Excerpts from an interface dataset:
[Start of Attachment]

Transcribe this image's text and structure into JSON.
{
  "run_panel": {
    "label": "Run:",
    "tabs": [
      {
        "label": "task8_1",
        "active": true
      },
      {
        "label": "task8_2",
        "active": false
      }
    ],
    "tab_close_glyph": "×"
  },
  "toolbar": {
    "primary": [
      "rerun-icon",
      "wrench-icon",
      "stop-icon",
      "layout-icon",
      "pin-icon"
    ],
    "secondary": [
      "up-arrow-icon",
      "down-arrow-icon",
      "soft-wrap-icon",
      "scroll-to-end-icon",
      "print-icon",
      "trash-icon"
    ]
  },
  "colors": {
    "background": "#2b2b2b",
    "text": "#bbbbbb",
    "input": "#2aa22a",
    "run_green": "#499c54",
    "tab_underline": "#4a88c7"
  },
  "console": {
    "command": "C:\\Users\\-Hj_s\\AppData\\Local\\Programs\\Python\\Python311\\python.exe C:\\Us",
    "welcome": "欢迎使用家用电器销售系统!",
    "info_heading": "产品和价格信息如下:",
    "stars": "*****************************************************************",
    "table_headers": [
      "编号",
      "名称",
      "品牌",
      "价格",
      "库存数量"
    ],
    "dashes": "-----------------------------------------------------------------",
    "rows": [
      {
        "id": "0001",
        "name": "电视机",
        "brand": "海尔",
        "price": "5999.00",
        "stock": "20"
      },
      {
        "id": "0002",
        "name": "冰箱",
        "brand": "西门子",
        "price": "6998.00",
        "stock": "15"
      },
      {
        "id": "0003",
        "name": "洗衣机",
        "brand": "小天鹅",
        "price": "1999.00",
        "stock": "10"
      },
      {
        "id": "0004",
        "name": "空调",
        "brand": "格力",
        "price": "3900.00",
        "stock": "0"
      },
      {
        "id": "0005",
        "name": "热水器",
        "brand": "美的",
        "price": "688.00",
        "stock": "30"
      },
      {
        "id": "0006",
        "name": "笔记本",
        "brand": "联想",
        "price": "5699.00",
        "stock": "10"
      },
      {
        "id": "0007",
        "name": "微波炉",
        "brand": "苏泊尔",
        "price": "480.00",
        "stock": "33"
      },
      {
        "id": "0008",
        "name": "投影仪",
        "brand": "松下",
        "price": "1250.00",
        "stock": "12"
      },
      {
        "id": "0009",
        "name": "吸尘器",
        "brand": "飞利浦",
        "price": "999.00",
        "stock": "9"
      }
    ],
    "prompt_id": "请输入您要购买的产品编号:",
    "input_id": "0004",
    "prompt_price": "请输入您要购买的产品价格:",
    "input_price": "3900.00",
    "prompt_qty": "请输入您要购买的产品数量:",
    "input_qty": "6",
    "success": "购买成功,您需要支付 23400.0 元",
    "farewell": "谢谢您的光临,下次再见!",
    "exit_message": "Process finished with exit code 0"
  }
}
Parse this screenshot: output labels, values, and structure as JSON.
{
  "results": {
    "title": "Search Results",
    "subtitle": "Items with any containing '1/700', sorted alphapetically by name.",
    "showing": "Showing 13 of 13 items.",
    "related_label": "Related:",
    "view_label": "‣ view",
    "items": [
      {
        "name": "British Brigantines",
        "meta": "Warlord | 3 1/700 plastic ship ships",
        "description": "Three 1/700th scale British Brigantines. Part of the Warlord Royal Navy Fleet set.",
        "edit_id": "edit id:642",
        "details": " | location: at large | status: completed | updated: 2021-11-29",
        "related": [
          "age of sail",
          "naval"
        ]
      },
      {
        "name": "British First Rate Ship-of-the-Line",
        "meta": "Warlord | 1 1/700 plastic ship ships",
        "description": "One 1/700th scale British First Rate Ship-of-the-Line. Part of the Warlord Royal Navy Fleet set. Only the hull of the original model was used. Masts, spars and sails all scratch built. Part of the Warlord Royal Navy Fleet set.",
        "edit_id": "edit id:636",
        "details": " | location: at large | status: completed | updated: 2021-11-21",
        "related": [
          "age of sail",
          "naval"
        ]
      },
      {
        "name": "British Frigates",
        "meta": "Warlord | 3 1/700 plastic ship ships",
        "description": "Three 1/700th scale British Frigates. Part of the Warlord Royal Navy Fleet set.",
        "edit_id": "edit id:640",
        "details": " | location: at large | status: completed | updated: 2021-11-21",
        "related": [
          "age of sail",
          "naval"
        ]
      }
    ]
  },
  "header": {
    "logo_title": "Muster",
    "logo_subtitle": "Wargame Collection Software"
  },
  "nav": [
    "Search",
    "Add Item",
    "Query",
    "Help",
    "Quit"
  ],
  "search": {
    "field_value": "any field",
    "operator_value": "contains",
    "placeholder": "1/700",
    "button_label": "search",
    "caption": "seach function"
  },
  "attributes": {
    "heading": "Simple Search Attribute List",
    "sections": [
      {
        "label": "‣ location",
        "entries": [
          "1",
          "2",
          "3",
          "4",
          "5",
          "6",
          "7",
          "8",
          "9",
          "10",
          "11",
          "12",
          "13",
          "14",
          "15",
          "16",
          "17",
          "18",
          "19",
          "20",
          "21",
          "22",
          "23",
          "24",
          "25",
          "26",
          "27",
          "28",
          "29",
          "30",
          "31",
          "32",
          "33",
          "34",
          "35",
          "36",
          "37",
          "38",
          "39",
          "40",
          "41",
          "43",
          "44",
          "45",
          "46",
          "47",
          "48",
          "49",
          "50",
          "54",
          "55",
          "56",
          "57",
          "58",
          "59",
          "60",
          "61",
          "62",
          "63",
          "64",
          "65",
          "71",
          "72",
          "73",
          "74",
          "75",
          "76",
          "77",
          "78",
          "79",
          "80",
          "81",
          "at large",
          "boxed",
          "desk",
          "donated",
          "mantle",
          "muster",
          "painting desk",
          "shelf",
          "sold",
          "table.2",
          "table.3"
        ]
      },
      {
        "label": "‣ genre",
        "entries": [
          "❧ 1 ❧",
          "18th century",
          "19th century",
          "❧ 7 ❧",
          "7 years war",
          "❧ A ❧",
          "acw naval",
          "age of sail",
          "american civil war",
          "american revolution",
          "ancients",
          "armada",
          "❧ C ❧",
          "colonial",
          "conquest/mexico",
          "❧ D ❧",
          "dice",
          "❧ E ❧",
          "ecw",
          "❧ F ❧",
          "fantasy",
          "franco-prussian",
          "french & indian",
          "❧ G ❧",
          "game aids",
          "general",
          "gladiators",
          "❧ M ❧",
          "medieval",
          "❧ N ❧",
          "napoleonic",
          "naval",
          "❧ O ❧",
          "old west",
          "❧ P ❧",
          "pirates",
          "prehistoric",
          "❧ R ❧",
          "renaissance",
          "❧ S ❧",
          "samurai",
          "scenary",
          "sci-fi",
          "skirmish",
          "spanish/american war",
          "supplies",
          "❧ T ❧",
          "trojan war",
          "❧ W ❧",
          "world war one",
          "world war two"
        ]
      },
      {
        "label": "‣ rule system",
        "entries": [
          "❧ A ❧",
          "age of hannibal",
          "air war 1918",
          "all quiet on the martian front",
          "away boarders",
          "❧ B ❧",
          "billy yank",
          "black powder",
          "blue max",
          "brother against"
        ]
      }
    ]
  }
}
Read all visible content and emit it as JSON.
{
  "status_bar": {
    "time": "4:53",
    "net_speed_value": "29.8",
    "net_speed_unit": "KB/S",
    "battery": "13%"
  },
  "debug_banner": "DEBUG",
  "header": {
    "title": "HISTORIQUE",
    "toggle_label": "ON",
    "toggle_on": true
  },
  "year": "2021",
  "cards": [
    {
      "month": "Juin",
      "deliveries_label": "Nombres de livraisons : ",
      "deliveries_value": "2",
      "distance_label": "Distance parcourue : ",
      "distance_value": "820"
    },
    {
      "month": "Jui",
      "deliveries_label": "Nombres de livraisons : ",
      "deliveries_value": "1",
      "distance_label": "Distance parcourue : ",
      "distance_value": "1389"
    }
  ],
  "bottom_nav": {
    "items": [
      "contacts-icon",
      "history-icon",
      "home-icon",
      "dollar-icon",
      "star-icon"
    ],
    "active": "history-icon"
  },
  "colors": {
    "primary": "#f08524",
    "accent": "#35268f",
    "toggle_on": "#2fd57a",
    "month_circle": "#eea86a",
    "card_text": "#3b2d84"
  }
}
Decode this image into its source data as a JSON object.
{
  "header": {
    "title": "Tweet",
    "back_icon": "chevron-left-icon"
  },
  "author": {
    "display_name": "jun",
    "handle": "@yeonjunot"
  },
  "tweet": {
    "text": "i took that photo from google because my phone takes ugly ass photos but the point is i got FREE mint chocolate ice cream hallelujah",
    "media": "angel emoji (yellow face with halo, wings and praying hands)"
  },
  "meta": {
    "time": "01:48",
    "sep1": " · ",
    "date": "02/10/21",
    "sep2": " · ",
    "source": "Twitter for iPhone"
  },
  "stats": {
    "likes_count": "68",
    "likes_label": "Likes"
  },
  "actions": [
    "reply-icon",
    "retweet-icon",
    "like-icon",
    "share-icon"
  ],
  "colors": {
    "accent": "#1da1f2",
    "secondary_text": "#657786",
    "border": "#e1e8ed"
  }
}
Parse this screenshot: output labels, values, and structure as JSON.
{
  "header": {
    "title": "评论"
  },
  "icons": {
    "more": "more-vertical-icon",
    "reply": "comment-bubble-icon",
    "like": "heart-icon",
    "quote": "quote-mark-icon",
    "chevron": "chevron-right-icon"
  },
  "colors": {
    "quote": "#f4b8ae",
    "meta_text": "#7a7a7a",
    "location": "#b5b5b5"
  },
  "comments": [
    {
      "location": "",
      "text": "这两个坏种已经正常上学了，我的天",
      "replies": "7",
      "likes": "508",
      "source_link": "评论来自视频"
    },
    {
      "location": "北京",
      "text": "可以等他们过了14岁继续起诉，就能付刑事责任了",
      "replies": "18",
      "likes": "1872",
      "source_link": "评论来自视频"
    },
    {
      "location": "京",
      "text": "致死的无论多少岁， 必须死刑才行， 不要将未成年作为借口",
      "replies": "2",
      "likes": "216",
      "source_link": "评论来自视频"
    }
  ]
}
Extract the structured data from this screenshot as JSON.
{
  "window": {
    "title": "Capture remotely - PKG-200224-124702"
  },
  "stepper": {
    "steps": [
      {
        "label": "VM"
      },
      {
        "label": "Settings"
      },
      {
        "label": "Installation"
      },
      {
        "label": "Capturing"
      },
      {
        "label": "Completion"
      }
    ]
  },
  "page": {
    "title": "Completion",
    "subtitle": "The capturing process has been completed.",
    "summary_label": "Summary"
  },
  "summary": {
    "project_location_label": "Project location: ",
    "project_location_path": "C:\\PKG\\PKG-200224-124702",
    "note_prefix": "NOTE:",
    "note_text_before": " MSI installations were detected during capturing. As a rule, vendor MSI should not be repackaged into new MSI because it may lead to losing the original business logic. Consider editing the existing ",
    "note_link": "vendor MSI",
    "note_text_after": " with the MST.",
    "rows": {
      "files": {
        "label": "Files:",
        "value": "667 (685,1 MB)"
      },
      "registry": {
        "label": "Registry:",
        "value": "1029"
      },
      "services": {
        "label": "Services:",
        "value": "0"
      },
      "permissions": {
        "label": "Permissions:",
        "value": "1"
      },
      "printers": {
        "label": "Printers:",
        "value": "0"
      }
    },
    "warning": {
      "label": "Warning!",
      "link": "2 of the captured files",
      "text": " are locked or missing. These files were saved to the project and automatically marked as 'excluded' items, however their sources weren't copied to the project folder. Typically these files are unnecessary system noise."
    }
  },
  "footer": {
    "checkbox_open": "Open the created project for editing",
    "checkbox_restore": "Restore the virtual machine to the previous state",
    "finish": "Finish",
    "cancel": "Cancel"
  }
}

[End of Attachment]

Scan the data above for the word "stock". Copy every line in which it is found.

Result:
        "stock": "20"
        "stock": "15"
        "stock": "10"
        "stock": "0"
        "stock": "30"
        "stock": "10"
        "stock": "33"
        "stock": "12"
        "stock": "9"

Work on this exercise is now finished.